Baltimore County is one of four counties exempted from a 2001 state law, according to Matthew Thorn, chair of the Howard County Chapter of Parents Families and Friends of Lesbians and Gays.
Thorn's organization worked with the Howard County Council to that makes it illegal for employers to discriminate on the basis of gender identity.
Housing and public accommodations are also covered in the law. Violations of the law are addressed through the county's human rights laws.
"Transgenders are the last social group that it's OK to discriminate against," Sharon Brackett, board chairwoman of Gender Rights Maryland , told Columbia Patch in December. "A law like this sets the tone that it's not OK to discriminate."
Brackett spoke last month of some of the struggles faced by the transgender community.
Nearly one half of individuals who openly identify as transgender are fired from their jobs or can't find employment at all, she said.
Of those who find employment, almost 90 percent are harassed on the job.
"And here's the big one: 41 percent of trans have either considered or attempted suicide," Bracket said, according to Columbia Patch.
Howard County's bill is similar to laws passed in Montgomery County, Thorn said.
Patro said he expected the bill would also contain language protecting transgendered residents from discrimination in using public accommodations such as restaurants and hotels.
"One thing that is up in the air is who can use a public bathroom," said Patro.
Quirk said his bill will cover bathrooms as a public accommodation.
The issue of bathroom use helped derail a similar bill proposed in the Maryland General Assembly last year.
The proposed law did not contain language regarding bathroom use, but several legislators linked the issue to the bill during floor debates.

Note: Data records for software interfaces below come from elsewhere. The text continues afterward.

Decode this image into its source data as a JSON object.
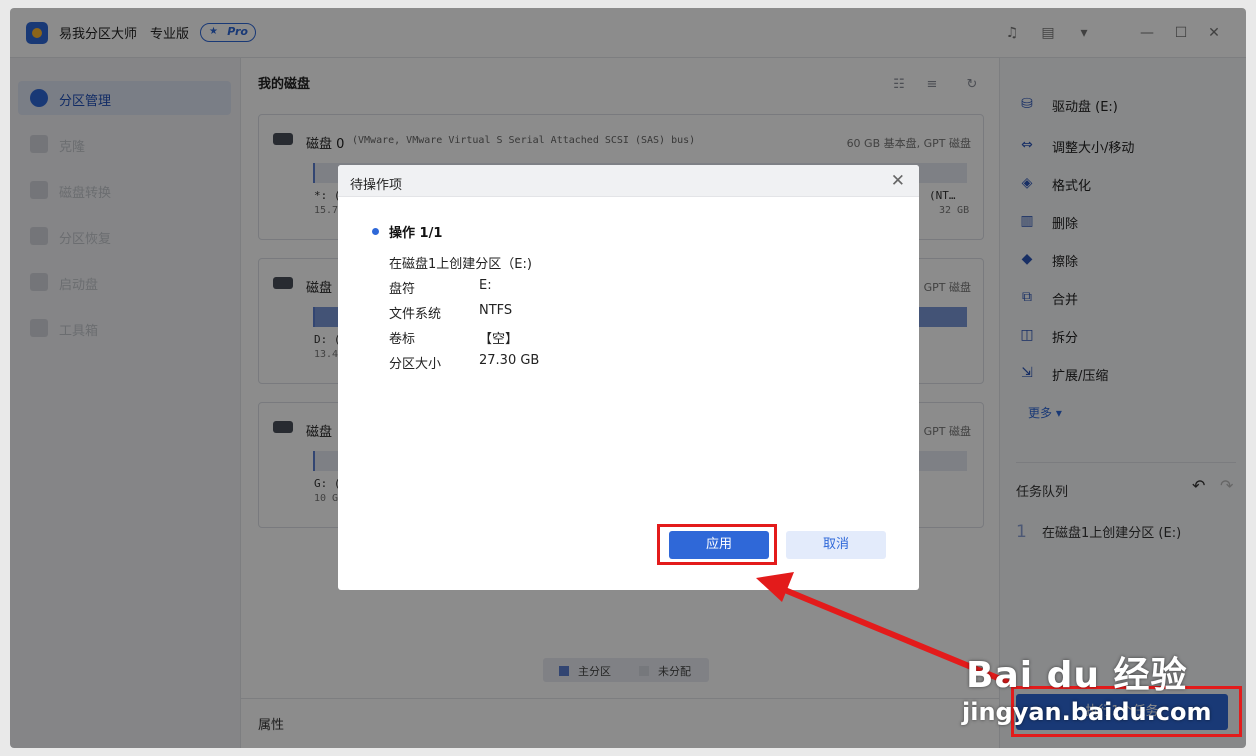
{
  "app": {
    "title": "易我分区大师",
    "edition": "专业版",
    "badge": "Pro"
  },
  "titlebar_icons": [
    "bell-icon",
    "notes-icon",
    "menu-box-icon",
    "minimize-icon",
    "maximize-icon",
    "close-icon"
  ],
  "sidebar": {
    "items": [
      {
        "label": "分区管理",
        "active": true
      },
      {
        "label": "克隆",
        "active": false
      },
      {
        "label": "磁盘转换",
        "active": false
      },
      {
        "label": "分区恢复",
        "active": false
      },
      {
        "label": "启动盘",
        "active": false
      },
      {
        "label": "工具箱",
        "active": false
      }
    ]
  },
  "center": {
    "title": "我的磁盘",
    "disks": [
      {
        "name": "磁盘 0",
        "desc": "(VMware,  VMware Virtual S Serial Attached SCSI (SAS) bus)",
        "info": "60 GB 基本盘, GPT 磁盘",
        "part_label": "*: (",
        "part_label_right": "(NT…",
        "part_size": "15.7",
        "part_size_right": "32 GB"
      },
      {
        "name": "磁盘",
        "info": "GPT 磁盘",
        "part_label": "D: (",
        "part_size": "13.4"
      },
      {
        "name": "磁盘",
        "info": "GPT 磁盘",
        "part_label": "G: (",
        "part_size": "10 G"
      }
    ],
    "legend": {
      "primary": "主分区",
      "unallocated": "未分配"
    },
    "properties": "属性"
  },
  "right": {
    "operations": [
      {
        "label": "驱动盘  (E:)",
        "icon": "drive-icon"
      },
      {
        "label": "调整大小/移动",
        "icon": "resize-icon"
      },
      {
        "label": "格式化",
        "icon": "format-icon"
      },
      {
        "label": "删除",
        "icon": "trash-icon"
      },
      {
        "label": "擦除",
        "icon": "eraser-icon"
      },
      {
        "label": "合并",
        "icon": "merge-icon"
      },
      {
        "label": "拆分",
        "icon": "split-icon"
      },
      {
        "label": "扩展/压缩",
        "icon": "extend-icon"
      }
    ],
    "more": "更多",
    "queue_title": "任务队列",
    "queue": [
      {
        "num": "1",
        "label": "在磁盘1上创建分区  (E:)"
      }
    ],
    "execute": "执行1个任务"
  },
  "dialog": {
    "title": "待操作项",
    "op_head": "操作 1/1",
    "op_desc": "在磁盘1上创建分区（E:)",
    "fields": [
      {
        "key": "盘符",
        "value": "E:"
      },
      {
        "key": "文件系统",
        "value": "NTFS"
      },
      {
        "key": "卷标",
        "value": "【空】"
      },
      {
        "key": "分区大小",
        "value": "27.30 GB"
      }
    ],
    "apply": "应用",
    "cancel": "取消"
  },
  "watermark": {
    "brand": "Bai du 经验",
    "url": "jingyan.baidu.com"
  },
  "colors": {
    "accent": "#2f68d8",
    "highlight": "#e31b1b"
  }
}
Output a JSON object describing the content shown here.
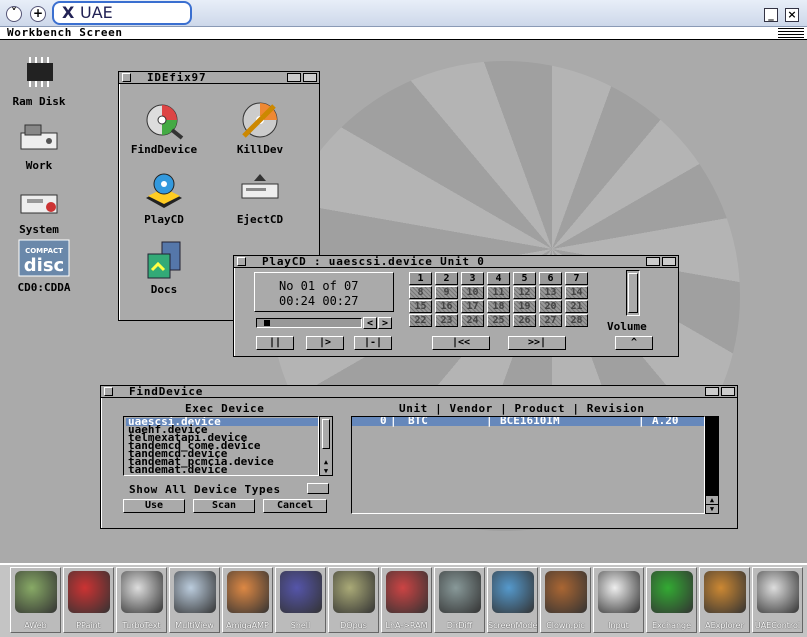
{
  "app": {
    "title": "UAE",
    "screen_title": "Workbench Screen"
  },
  "desktop_icons": [
    {
      "label": "Ram Disk",
      "icon": "ram-chip-icon"
    },
    {
      "label": "Work",
      "icon": "harddisk-icon"
    },
    {
      "label": "System",
      "icon": "system-disk-icon"
    },
    {
      "label": "CD0:CDDA",
      "icon": "compact-disc-icon"
    }
  ],
  "idefix": {
    "title": "IDEfix97",
    "items": [
      {
        "label": "FindDevice",
        "icon": "magnifier-cd-icon"
      },
      {
        "label": "KillDev",
        "icon": "broken-cd-icon"
      },
      {
        "label": "PlayCD",
        "icon": "cd-player-icon"
      },
      {
        "label": "EjectCD",
        "icon": "cd-drive-icon"
      },
      {
        "label": "Docs",
        "icon": "docs-icon"
      }
    ]
  },
  "playcd": {
    "title": "PlayCD : uaescsi.device Unit 0",
    "track_line": "No 01 of 07",
    "time_line": "00:24 00:27",
    "tracks": [
      "1",
      "2",
      "3",
      "4",
      "5",
      "6",
      "7",
      "8",
      "9",
      "10",
      "11",
      "12",
      "13",
      "14",
      "15",
      "16",
      "17",
      "18",
      "19",
      "20",
      "21",
      "22",
      "23",
      "24",
      "25",
      "26",
      "27",
      "28"
    ],
    "pause_label": "||",
    "play_label": "|>",
    "stop_label": "|-|",
    "prev_label": "|<<",
    "next_label": ">>|",
    "back_label": "<",
    "fwd_label": ">",
    "volume_label": "Volume",
    "eject_label": "^",
    "progress": 0.05
  },
  "finddevice": {
    "title": "FindDevice",
    "exec_header": "Exec Device",
    "devices": [
      "uaescsi.device",
      "uaehf.device",
      "telmexatapi.device",
      "tandemcd_come.device",
      "tandemcd.device",
      "tandemat_pcmcia.device",
      "tandemat.device"
    ],
    "table_header": "Unit | Vendor | Product | Revision",
    "rows": [
      {
        "unit": "0",
        "vendor": "BTC",
        "product": "BCE1610IM",
        "revision": "A.20"
      }
    ],
    "show_all_label": "Show All Device Types",
    "use_label": "Use",
    "scan_label": "Scan",
    "cancel_label": "Cancel"
  },
  "dock": [
    {
      "label": "AWeb",
      "icon": "web-icon"
    },
    {
      "label": "PPaint",
      "icon": "paint-icon"
    },
    {
      "label": "TurboText",
      "icon": "text-editor-icon"
    },
    {
      "label": "MultiView",
      "icon": "magnifier-icon"
    },
    {
      "label": "AmigaAMP",
      "icon": "amp-icon"
    },
    {
      "label": "Shell",
      "icon": "shell-icon"
    },
    {
      "label": "DOpus",
      "icon": "dopus-icon"
    },
    {
      "label": "LhA->RAM",
      "icon": "archive-icon"
    },
    {
      "label": "DirDiff",
      "icon": "dirdiff-icon"
    },
    {
      "label": "ScreenMode",
      "icon": "monitor-icon"
    },
    {
      "label": "Clown.pic",
      "icon": "picture-icon"
    },
    {
      "label": "Input",
      "icon": "mouse-icon"
    },
    {
      "label": "Exchange",
      "icon": "exchange-icon"
    },
    {
      "label": "AExplorer",
      "icon": "explorer-icon"
    },
    {
      "label": "UAEControl",
      "icon": "uae-control-icon"
    }
  ]
}
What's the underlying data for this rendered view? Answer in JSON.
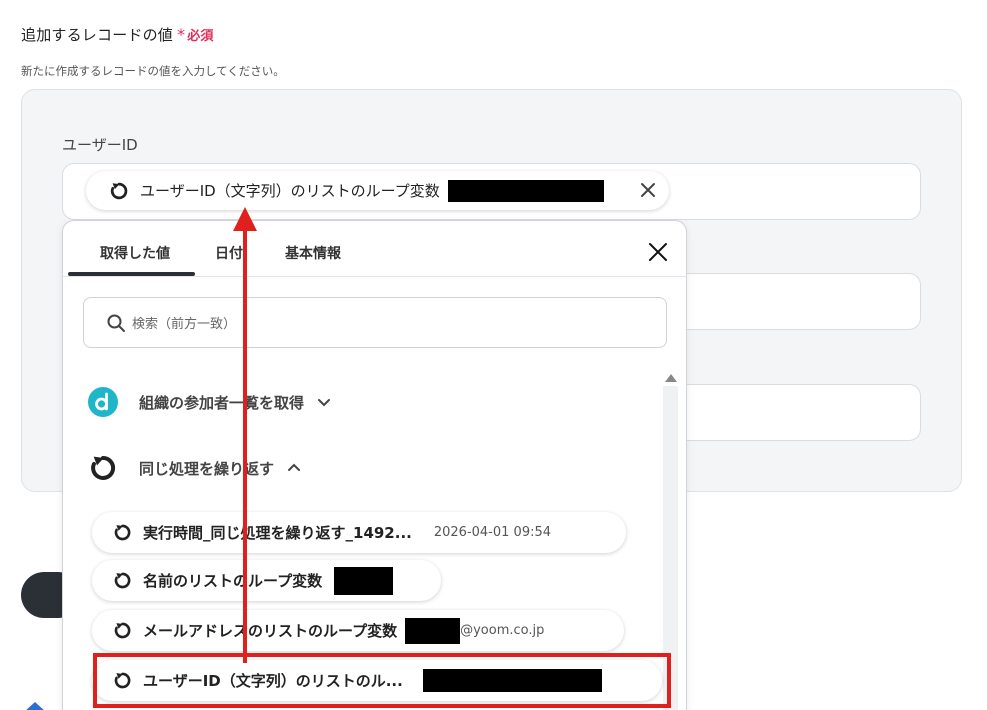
{
  "section": {
    "title": "追加するレコードの値",
    "required_star": "*",
    "required_text": "必須",
    "description": "新たに作成するレコードの値を入力してください。"
  },
  "field": {
    "label": "ユーザーID",
    "token_label": "ユーザーID（文字列）のリストのループ変数"
  },
  "popup": {
    "tabs": [
      {
        "label": "取得した値",
        "active": true
      },
      {
        "label": "日付"
      },
      {
        "label": "基本情報"
      }
    ],
    "search_placeholder": "検索（前方一致）",
    "groups": [
      {
        "label": "組織の参加者一覧を取得",
        "icon": "d-app-icon",
        "expanded": false
      },
      {
        "label": "同じ処理を繰り返す",
        "icon": "loop-icon",
        "expanded": true
      }
    ],
    "items": [
      {
        "label": "実行時間_同じ処理を繰り返す_1492...",
        "meta": "2026-04-01 09:54"
      },
      {
        "label": "名前のリストのループ変数",
        "meta": ""
      },
      {
        "label": "メールアドレスのリストのループ変数",
        "meta": "@yoom.co.jp"
      },
      {
        "label": "ユーザーID（文字列）のリストのル...",
        "meta": ""
      }
    ]
  },
  "colors": {
    "required": "#e0305a",
    "highlight": "#e0201c",
    "app_icon": "#1fb6c9",
    "dark": "#2b2f36"
  }
}
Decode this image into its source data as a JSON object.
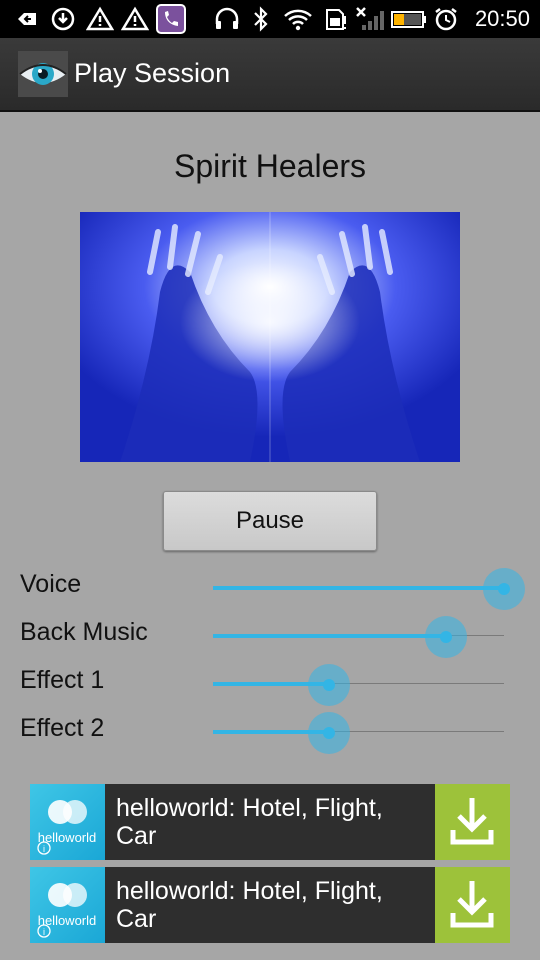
{
  "status_bar": {
    "time": "20:50",
    "icons": [
      "back-arrow-icon",
      "download-icon",
      "warning-icon",
      "warning-icon",
      "viber-icon",
      "headset-icon",
      "bluetooth-icon",
      "wifi-icon",
      "sd-card-icon",
      "no-signal-icon",
      "battery-icon",
      "alarm-icon"
    ]
  },
  "action_bar": {
    "title": "Play Session",
    "icon": "eye-icon"
  },
  "session": {
    "title": "Spirit Healers",
    "image": "glowing-hands-image"
  },
  "controls": {
    "pause_label": "Pause"
  },
  "sliders": [
    {
      "label": "Voice",
      "value": 1.0
    },
    {
      "label": "Back Music",
      "value": 0.8
    },
    {
      "label": "Effect 1",
      "value": 0.4
    },
    {
      "label": "Effect 2",
      "value": 0.4
    }
  ],
  "ads": [
    {
      "title": "helloworld: Hotel, Flight, Car",
      "logo_text": "helloworld",
      "icon": "download-icon"
    },
    {
      "title": "helloworld: Hotel, Flight, Car",
      "logo_text": "helloworld",
      "icon": "download-icon"
    }
  ],
  "colors": {
    "background": "#a6a6a6",
    "accent": "#33b5e5",
    "ad_download": "#9dc23a",
    "ad_logo": "#1aa7d6"
  }
}
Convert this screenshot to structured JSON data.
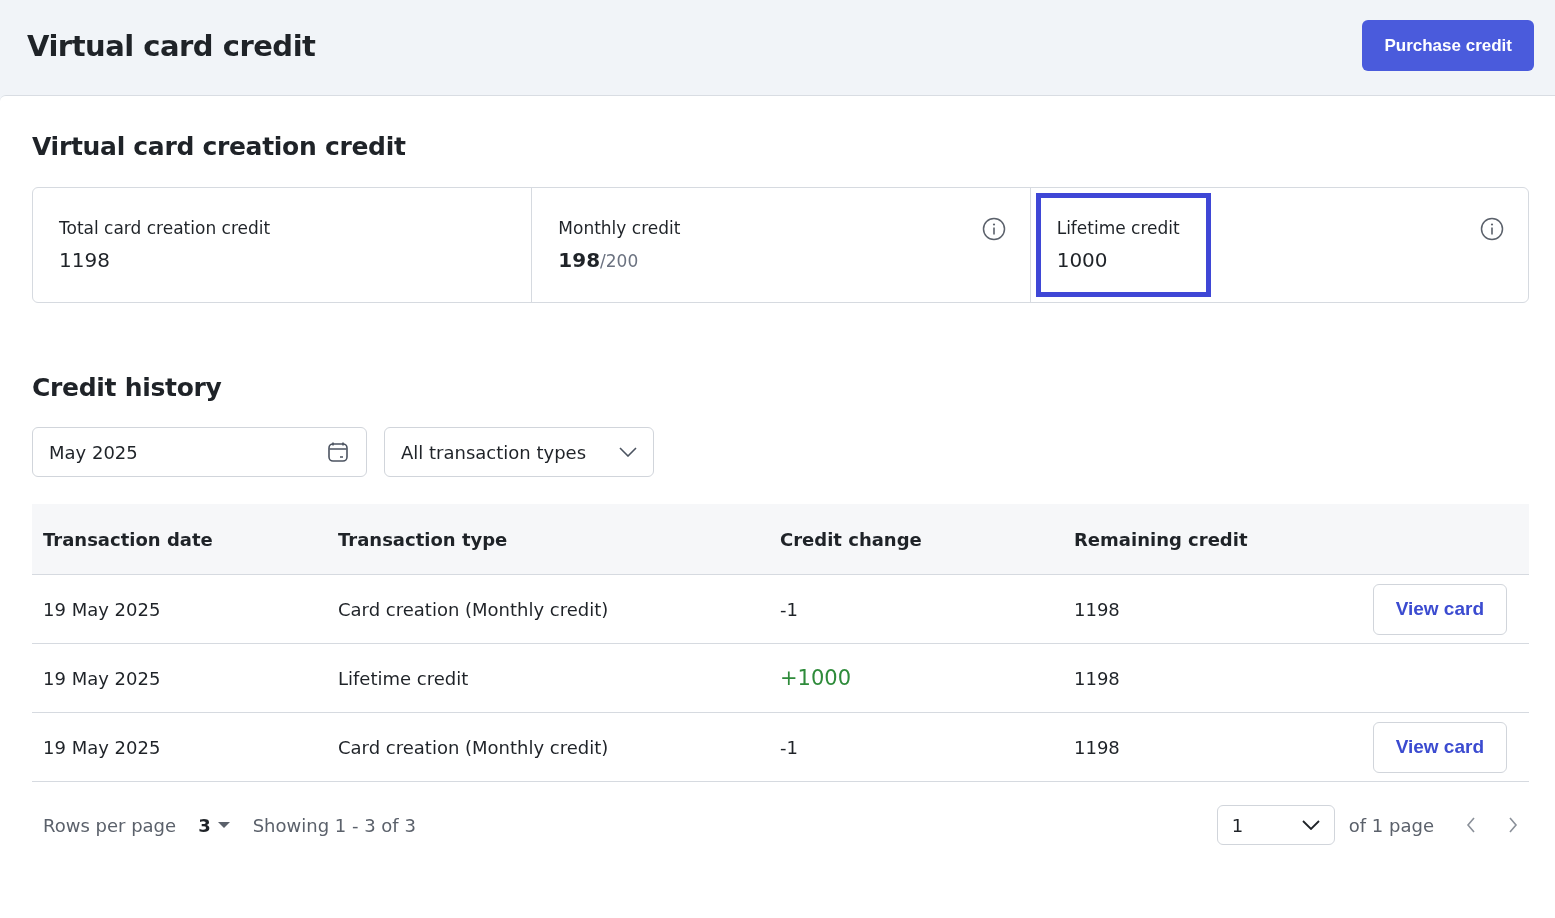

The law ultimately failed.
Thorn said he expects the bill will return this year. This time, public accommodations will be included, he said.